(Stored entries)

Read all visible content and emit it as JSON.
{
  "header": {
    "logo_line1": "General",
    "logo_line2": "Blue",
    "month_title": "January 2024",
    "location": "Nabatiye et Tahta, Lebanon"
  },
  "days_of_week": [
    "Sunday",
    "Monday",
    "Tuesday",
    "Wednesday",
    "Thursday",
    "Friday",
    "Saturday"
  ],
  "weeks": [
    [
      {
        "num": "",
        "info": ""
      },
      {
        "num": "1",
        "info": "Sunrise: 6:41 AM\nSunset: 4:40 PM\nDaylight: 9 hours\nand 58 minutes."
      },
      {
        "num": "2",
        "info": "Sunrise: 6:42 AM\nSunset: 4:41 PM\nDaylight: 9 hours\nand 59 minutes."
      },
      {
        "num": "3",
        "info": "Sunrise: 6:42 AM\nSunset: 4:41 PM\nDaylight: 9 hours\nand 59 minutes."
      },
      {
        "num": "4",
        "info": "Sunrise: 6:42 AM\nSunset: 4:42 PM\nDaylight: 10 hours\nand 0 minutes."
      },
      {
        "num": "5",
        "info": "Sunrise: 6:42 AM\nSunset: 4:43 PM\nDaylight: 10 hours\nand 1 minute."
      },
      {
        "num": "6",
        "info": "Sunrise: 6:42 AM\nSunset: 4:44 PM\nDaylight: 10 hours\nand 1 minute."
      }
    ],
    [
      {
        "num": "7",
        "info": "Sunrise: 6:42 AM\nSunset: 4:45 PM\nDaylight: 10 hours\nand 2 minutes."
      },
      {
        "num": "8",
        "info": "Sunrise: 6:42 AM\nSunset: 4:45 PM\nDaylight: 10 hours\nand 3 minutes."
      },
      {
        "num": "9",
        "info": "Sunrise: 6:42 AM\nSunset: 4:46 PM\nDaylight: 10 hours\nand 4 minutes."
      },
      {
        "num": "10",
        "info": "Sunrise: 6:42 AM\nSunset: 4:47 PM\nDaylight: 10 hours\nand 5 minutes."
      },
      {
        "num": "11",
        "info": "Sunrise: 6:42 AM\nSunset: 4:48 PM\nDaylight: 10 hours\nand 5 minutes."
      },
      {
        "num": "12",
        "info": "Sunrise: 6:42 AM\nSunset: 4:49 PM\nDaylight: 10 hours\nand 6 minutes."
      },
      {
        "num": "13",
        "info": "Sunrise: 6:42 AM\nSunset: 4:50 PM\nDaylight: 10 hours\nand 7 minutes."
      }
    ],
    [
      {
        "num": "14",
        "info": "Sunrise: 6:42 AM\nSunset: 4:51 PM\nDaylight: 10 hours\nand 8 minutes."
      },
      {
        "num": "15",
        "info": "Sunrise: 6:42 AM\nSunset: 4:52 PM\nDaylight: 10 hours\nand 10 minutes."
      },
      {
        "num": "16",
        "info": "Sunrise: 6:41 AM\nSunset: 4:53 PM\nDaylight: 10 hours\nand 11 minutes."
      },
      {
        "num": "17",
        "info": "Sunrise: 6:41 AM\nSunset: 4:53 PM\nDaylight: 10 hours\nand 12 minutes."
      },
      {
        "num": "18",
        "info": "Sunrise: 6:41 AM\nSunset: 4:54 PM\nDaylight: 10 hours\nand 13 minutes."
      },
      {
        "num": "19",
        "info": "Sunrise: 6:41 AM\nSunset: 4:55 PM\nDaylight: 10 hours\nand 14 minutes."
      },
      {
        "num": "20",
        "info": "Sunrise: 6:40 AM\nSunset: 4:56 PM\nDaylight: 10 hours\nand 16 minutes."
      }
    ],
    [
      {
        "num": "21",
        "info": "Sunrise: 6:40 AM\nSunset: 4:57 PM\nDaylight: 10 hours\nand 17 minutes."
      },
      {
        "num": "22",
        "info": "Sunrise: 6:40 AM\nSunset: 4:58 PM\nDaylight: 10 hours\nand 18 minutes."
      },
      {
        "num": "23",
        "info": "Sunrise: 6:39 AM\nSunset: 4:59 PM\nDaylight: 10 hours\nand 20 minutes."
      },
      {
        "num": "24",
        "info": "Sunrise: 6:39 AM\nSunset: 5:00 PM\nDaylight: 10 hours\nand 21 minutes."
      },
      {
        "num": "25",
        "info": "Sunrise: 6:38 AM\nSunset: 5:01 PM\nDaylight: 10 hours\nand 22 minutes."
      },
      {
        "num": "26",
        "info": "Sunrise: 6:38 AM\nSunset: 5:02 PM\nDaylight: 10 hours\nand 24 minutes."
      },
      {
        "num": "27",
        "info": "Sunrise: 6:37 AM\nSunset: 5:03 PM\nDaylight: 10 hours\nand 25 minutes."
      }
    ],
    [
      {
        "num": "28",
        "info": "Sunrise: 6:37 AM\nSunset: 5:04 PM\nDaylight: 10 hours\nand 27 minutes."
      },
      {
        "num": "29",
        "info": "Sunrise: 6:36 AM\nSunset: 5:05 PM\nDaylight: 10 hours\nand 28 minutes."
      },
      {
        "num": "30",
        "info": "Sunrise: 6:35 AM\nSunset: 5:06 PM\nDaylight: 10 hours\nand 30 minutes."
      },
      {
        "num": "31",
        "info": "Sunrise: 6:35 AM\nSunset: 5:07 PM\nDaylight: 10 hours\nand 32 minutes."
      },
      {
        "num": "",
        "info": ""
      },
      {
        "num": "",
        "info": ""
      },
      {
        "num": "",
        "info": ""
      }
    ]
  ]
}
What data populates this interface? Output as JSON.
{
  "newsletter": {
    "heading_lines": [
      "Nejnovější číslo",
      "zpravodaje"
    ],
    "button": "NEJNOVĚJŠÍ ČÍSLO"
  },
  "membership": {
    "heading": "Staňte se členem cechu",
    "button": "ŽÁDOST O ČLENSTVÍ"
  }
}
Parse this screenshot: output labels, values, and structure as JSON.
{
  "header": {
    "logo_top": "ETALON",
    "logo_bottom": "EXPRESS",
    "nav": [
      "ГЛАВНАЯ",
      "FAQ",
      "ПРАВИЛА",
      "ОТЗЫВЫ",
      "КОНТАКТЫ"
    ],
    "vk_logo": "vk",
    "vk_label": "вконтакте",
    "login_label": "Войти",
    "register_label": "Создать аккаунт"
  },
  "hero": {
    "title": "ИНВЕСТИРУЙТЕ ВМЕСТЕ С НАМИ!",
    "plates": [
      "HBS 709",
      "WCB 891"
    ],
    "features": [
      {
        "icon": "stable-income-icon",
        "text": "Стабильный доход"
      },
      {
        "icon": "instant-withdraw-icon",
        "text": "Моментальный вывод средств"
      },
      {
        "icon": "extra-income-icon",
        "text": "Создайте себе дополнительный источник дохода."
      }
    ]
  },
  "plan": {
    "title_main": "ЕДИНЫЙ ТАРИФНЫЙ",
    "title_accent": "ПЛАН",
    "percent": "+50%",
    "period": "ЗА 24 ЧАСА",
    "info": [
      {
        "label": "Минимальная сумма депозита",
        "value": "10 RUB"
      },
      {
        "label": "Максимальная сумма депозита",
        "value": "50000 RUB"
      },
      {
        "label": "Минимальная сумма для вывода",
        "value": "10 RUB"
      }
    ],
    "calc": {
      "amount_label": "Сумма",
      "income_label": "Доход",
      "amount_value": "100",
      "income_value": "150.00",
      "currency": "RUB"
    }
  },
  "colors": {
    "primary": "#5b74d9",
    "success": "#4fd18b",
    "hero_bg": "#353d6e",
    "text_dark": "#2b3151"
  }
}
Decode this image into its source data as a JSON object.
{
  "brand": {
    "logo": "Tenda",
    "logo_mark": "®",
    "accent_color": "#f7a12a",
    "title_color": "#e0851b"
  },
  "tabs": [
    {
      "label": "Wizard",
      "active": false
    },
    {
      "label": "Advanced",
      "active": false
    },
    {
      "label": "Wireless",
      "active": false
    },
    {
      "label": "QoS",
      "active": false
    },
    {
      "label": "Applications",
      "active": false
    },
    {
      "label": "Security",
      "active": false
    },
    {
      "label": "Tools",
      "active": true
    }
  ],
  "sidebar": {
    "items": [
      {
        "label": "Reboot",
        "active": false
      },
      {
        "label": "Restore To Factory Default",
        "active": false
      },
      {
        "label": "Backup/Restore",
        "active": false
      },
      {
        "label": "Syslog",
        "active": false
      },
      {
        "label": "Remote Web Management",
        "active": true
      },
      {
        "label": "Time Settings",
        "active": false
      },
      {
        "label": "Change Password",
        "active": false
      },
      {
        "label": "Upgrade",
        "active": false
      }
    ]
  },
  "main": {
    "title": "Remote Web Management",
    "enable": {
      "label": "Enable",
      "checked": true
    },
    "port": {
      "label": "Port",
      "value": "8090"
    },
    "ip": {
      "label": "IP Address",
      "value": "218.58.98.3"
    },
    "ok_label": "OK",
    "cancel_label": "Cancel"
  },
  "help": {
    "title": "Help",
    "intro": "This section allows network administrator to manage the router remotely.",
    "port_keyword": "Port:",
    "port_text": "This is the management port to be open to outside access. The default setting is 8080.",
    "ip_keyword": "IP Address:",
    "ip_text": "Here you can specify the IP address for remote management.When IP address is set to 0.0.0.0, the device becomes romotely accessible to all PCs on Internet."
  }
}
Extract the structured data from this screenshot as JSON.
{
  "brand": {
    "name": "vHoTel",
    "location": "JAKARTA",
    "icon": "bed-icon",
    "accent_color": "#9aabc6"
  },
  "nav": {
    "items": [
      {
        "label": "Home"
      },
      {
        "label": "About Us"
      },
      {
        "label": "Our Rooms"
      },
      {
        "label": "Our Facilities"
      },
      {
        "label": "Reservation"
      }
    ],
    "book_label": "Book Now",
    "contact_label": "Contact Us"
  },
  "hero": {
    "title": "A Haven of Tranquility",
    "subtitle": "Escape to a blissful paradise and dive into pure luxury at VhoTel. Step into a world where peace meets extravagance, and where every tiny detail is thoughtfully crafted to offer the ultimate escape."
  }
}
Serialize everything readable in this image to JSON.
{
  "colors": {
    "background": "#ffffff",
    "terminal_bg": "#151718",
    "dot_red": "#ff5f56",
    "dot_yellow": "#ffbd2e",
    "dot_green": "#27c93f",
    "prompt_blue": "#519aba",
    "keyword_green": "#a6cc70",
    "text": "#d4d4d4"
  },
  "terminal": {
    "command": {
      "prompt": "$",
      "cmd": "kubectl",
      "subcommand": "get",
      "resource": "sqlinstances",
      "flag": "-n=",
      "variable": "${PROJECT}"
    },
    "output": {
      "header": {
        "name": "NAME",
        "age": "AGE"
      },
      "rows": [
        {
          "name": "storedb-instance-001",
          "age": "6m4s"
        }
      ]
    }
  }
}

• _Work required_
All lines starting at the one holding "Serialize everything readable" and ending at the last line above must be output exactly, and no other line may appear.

• _Solution for this task_
Serialize everything readable in this image to JSON.
{
  "colors": {
    "background": "#ffffff",
    "terminal_bg": "#151718",
    "dot_red": "#ff5f56",
    "dot_yellow": "#ffbd2e",
    "dot_green": "#27c93f",
    "prompt_blue": "#519aba",
    "keyword_green": "#a6cc70",
    "text": "#d4d4d4"
  },
  "terminal": {
    "command": {
      "prompt": "$",
      "cmd": "kubectl",
      "subcommand": "get",
      "resource": "sqlinstances",
      "flag": "-n=",
      "variable": "${PROJECT}"
    },
    "output": {
      "header": {
        "name": "NAME",
        "age": "AGE"
      },
      "rows": [
        {
          "name": "storedb-instance-001",
          "age": "6m4s"
        }
      ]
    }
  }
}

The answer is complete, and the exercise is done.